--- INPUT ---

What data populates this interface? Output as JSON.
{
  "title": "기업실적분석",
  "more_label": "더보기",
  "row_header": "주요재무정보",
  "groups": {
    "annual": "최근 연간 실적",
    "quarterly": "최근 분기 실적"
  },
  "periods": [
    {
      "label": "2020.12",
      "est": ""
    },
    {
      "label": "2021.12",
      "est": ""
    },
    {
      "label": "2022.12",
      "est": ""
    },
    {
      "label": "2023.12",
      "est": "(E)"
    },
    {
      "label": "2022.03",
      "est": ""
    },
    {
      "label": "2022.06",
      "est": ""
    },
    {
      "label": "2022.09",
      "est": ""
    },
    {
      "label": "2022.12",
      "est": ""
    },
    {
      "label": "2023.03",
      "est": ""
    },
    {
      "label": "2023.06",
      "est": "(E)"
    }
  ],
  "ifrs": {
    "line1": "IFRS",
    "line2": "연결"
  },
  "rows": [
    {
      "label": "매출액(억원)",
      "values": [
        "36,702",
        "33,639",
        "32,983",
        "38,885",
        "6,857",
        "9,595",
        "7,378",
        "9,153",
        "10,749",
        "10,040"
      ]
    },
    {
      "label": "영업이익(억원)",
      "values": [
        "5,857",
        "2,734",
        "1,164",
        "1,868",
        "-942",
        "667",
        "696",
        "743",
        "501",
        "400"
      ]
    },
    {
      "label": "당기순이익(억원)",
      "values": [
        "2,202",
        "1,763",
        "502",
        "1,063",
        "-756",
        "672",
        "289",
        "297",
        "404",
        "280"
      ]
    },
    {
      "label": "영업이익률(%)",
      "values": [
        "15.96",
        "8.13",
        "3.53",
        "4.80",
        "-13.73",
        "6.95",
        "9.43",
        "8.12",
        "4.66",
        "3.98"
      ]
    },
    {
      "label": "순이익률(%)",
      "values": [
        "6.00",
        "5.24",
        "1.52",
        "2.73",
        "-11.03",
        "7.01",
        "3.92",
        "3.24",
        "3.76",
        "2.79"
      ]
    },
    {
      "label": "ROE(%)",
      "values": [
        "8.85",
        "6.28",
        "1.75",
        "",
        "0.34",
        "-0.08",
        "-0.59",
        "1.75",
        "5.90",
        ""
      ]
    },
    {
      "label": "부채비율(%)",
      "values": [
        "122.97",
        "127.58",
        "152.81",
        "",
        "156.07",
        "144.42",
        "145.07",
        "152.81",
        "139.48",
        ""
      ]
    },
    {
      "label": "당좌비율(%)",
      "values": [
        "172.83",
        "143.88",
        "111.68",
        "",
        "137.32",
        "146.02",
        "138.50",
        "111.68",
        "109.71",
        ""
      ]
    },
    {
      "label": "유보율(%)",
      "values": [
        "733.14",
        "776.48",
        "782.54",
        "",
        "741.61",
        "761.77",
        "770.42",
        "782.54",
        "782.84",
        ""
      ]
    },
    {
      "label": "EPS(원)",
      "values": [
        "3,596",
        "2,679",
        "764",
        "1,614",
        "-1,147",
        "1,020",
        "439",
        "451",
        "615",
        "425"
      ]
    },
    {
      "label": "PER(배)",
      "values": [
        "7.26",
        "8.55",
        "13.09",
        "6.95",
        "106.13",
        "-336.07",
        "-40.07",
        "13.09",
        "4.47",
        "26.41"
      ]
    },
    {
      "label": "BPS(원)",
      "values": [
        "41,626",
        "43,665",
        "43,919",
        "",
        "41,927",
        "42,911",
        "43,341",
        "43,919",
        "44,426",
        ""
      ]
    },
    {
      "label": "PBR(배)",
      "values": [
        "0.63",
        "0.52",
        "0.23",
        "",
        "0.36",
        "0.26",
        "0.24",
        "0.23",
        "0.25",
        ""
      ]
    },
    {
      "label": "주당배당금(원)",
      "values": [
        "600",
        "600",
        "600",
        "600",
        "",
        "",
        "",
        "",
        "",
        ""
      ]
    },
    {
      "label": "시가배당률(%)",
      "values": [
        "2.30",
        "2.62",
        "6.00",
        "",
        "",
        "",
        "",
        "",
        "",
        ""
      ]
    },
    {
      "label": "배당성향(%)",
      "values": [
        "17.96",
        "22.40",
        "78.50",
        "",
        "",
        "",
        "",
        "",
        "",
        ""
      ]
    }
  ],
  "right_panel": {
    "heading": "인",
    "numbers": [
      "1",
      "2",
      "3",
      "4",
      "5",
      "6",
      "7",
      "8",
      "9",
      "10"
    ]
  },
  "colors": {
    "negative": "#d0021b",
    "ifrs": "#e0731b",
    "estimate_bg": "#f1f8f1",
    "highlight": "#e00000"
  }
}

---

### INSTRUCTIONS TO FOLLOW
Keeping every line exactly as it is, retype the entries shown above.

### RESPONSE TO THIS TASK
What data populates this interface? Output as JSON.
{
  "title": "기업실적분석",
  "more_label": "더보기",
  "row_header": "주요재무정보",
  "groups": {
    "annual": "최근 연간 실적",
    "quarterly": "최근 분기 실적"
  },
  "periods": [
    {
      "label": "2020.12",
      "est": ""
    },
    {
      "label": "2021.12",
      "est": ""
    },
    {
      "label": "2022.12",
      "est": ""
    },
    {
      "label": "2023.12",
      "est": "(E)"
    },
    {
      "label": "2022.03",
      "est": ""
    },
    {
      "label": "2022.06",
      "est": ""
    },
    {
      "label": "2022.09",
      "est": ""
    },
    {
      "label": "2022.12",
      "est": ""
    },
    {
      "label": "2023.03",
      "est": ""
    },
    {
      "label": "2023.06",
      "est": "(E)"
    }
  ],
  "ifrs": {
    "line1": "IFRS",
    "line2": "연결"
  },
  "rows": [
    {
      "label": "매출액(억원)",
      "values": [
        "36,702",
        "33,639",
        "32,983",
        "38,885",
        "6,857",
        "9,595",
        "7,378",
        "9,153",
        "10,749",
        "10,040"
      ]
    },
    {
      "label": "영업이익(억원)",
      "values": [
        "5,857",
        "2,734",
        "1,164",
        "1,868",
        "-942",
        "667",
        "696",
        "743",
        "501",
        "400"
      ]
    },
    {
      "label": "당기순이익(억원)",
      "values": [
        "2,202",
        "1,763",
        "502",
        "1,063",
        "-756",
        "672",
        "289",
        "297",
        "404",
        "280"
      ]
    },
    {
      "label": "영업이익률(%)",
      "values": [
        "15.96",
        "8.13",
        "3.53",
        "4.80",
        "-13.73",
        "6.95",
        "9.43",
        "8.12",
        "4.66",
        "3.98"
      ]
    },
    {
      "label": "순이익률(%)",
      "values": [
        "6.00",
        "5.24",
        "1.52",
        "2.73",
        "-11.03",
        "7.01",
        "3.92",
        "3.24",
        "3.76",
        "2.79"
      ]
    },
    {
      "label": "ROE(%)",
      "values": [
        "8.85",
        "6.28",
        "1.75",
        "",
        "0.34",
        "-0.08",
        "-0.59",
        "1.75",
        "5.90",
        ""
      ]
    },
    {
      "label": "부채비율(%)",
      "values": [
        "122.97",
        "127.58",
        "152.81",
        "",
        "156.07",
        "144.42",
        "145.07",
        "152.81",
        "139.48",
        ""
      ]
    },
    {
      "label": "당좌비율(%)",
      "values": [
        "172.83",
        "143.88",
        "111.68",
        "",
        "137.32",
        "146.02",
        "138.50",
        "111.68",
        "109.71",
        ""
      ]
    },
    {
      "label": "유보율(%)",
      "values": [
        "733.14",
        "776.48",
        "782.54",
        "",
        "741.61",
        "761.77",
        "770.42",
        "782.54",
        "782.84",
        ""
      ]
    },
    {
      "label": "EPS(원)",
      "values": [
        "3,596",
        "2,679",
        "764",
        "1,614",
        "-1,147",
        "1,020",
        "439",
        "451",
        "615",
        "425"
      ]
    },
    {
      "label": "PER(배)",
      "values": [
        "7.26",
        "8.55",
        "13.09",
        "6.95",
        "106.13",
        "-336.07",
        "-40.07",
        "13.09",
        "4.47",
        "26.41"
      ]
    },
    {
      "label": "BPS(원)",
      "values": [
        "41,626",
        "43,665",
        "43,919",
        "",
        "41,927",
        "42,911",
        "43,341",
        "43,919",
        "44,426",
        ""
      ]
    },
    {
      "label": "PBR(배)",
      "values": [
        "0.63",
        "0.52",
        "0.23",
        "",
        "0.36",
        "0.26",
        "0.24",
        "0.23",
        "0.25",
        ""
      ]
    },
    {
      "label": "주당배당금(원)",
      "values": [
        "600",
        "600",
        "600",
        "600",
        "",
        "",
        "",
        "",
        "",
        ""
      ]
    },
    {
      "label": "시가배당률(%)",
      "values": [
        "2.30",
        "2.62",
        "6.00",
        "",
        "",
        "",
        "",
        "",
        "",
        ""
      ]
    },
    {
      "label": "배당성향(%)",
      "values": [
        "17.96",
        "22.40",
        "78.50",
        "",
        "",
        "",
        "",
        "",
        "",
        ""
      ]
    }
  ],
  "right_panel": {
    "heading": "인",
    "numbers": [
      "1",
      "2",
      "3",
      "4",
      "5",
      "6",
      "7",
      "8",
      "9",
      "10"
    ]
  },
  "colors": {
    "negative": "#d0021b",
    "ifrs": "#e0731b",
    "estimate_bg": "#f1f8f1",
    "highlight": "#e00000"
  }
}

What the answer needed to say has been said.